An essential factor in the rise of the Department was the clear vision held by Rickborn (the Dean of the College of Letters and Science) and Simonett (the man chosen to be the founding Chair). That vision has been fulfilled. The Department could fizzle without another compelling, unifying vision. As goes the famous saying, “Where there is no vision, the people perish.”[c]

At the January 2001 retreat, the faculty hammered out a new vision. It continues the technologic bent of the Department, pioneering cutting-edge GIS and spatio-temporal research, and deepens the goal of interdisciplinary work. Notable, too, is the recognition that a vibrant and supportive community is essential in discovering valuable new knowledge about planet earth and its inhabitants.
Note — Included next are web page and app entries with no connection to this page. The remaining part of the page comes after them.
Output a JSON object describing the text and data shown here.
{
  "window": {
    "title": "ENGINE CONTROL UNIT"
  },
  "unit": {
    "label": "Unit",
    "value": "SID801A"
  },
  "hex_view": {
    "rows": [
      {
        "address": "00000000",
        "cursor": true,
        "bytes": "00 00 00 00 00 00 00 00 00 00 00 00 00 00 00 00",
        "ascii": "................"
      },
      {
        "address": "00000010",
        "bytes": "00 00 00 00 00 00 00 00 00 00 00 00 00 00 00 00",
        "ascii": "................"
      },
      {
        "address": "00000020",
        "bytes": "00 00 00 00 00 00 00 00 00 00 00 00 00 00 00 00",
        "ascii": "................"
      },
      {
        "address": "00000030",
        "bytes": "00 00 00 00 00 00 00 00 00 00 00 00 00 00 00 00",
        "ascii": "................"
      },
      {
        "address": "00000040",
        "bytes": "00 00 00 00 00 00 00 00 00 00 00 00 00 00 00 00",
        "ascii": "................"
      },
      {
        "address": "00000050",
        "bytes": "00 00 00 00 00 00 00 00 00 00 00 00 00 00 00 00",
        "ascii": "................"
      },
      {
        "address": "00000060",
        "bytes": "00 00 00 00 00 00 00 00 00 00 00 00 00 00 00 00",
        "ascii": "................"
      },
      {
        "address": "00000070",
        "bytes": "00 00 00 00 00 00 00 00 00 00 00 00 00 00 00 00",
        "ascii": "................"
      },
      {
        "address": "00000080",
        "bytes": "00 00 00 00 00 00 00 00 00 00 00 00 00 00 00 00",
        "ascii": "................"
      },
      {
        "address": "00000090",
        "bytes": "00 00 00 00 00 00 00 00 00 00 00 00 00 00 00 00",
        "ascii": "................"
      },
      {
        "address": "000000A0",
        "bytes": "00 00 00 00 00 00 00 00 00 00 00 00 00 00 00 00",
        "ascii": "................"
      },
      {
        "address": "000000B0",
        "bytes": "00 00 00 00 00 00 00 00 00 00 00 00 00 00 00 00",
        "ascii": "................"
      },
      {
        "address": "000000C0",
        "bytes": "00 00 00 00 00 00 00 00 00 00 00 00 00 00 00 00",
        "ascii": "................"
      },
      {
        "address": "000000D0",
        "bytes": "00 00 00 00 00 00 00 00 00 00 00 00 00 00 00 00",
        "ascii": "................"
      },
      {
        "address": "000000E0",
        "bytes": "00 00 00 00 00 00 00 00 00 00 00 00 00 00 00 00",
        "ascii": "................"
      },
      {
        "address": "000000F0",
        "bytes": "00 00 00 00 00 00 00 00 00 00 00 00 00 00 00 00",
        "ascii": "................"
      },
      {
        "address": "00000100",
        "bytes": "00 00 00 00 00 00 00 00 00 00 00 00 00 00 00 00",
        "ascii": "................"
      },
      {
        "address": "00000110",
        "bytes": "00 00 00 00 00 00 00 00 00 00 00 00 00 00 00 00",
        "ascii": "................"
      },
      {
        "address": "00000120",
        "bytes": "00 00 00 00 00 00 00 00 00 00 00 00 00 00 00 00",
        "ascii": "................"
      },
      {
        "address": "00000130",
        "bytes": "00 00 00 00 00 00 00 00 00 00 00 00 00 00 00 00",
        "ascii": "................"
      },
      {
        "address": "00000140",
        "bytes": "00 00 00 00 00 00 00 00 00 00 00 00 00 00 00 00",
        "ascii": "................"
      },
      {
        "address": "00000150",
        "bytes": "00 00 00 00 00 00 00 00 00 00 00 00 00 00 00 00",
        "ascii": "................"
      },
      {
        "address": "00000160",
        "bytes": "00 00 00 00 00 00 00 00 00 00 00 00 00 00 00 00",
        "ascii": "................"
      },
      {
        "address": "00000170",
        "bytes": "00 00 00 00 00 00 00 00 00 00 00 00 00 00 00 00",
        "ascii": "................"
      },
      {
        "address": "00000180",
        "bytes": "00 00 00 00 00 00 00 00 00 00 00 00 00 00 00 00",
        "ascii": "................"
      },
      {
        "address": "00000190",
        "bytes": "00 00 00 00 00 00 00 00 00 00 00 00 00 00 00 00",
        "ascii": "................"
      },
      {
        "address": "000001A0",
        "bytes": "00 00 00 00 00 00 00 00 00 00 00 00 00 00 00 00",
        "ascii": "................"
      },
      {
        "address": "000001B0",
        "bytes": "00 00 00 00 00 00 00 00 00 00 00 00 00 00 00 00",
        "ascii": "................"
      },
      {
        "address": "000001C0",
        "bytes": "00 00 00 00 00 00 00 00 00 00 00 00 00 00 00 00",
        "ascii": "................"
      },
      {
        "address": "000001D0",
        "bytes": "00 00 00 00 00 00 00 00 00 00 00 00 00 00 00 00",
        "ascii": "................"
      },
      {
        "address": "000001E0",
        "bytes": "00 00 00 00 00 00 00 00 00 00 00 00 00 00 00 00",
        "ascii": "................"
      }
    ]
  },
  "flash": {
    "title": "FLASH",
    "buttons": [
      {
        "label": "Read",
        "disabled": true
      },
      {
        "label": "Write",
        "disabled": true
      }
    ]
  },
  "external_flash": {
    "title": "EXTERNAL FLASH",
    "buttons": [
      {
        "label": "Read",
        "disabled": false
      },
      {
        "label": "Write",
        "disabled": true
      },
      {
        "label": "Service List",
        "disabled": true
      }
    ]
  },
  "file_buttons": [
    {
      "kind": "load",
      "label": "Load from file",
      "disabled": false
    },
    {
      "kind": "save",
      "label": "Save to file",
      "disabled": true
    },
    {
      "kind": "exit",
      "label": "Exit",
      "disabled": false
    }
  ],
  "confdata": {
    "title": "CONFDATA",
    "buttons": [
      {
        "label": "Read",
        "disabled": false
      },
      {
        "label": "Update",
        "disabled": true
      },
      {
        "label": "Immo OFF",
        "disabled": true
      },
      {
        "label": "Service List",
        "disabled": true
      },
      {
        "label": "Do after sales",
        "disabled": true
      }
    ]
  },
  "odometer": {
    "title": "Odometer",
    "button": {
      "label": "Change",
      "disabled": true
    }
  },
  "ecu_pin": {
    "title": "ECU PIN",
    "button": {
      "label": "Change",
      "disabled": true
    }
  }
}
Faculty retreat thumbnail

Geography Faculty at Faculty Retreat, January 3, 2003, at Devereaux Point on West UCSB Campus

In 1995, National Research Council (NRC) ranked UCSB’s Geography Department fourth in nation, based upon reputation by peer review. Since then, the Department has added depth and breadth. It has just about reached the size it will be within the university, and, as Ray Smith observed, “Now, the push is for excellence.”13 While the members of the Department use their vision as their compass, hold to excellence in their work, and freshen service to the community, the Department may just rise in the NRC rankings in 2005.


  1. Respectfully Quoted: A Dictionary of Quotations, 1989, published on website, September 9, 2003; recorded in the Congressional Record, January 10, 1961, vol. 107, Appendix, p. A169.
  2. Some of the recent books about servant leadership in the business community are: The Servant: A Simple Story About the True Essence of Leadership, by James Hunter, Prima Publishing, 1998; Servant Leadership: A Journey into the Nature of Legitimate Power and Greatness, by Robert Greenleaf, Larry Spears (ed), Stephen Covey, Paulist Press, 2002; Servant Leader, by Ken Blanchard and Phil Hodges, J. Countryman Books, 2003.
  3. The Bible, Proverbs 29:18.

Appendix: Sources of Information »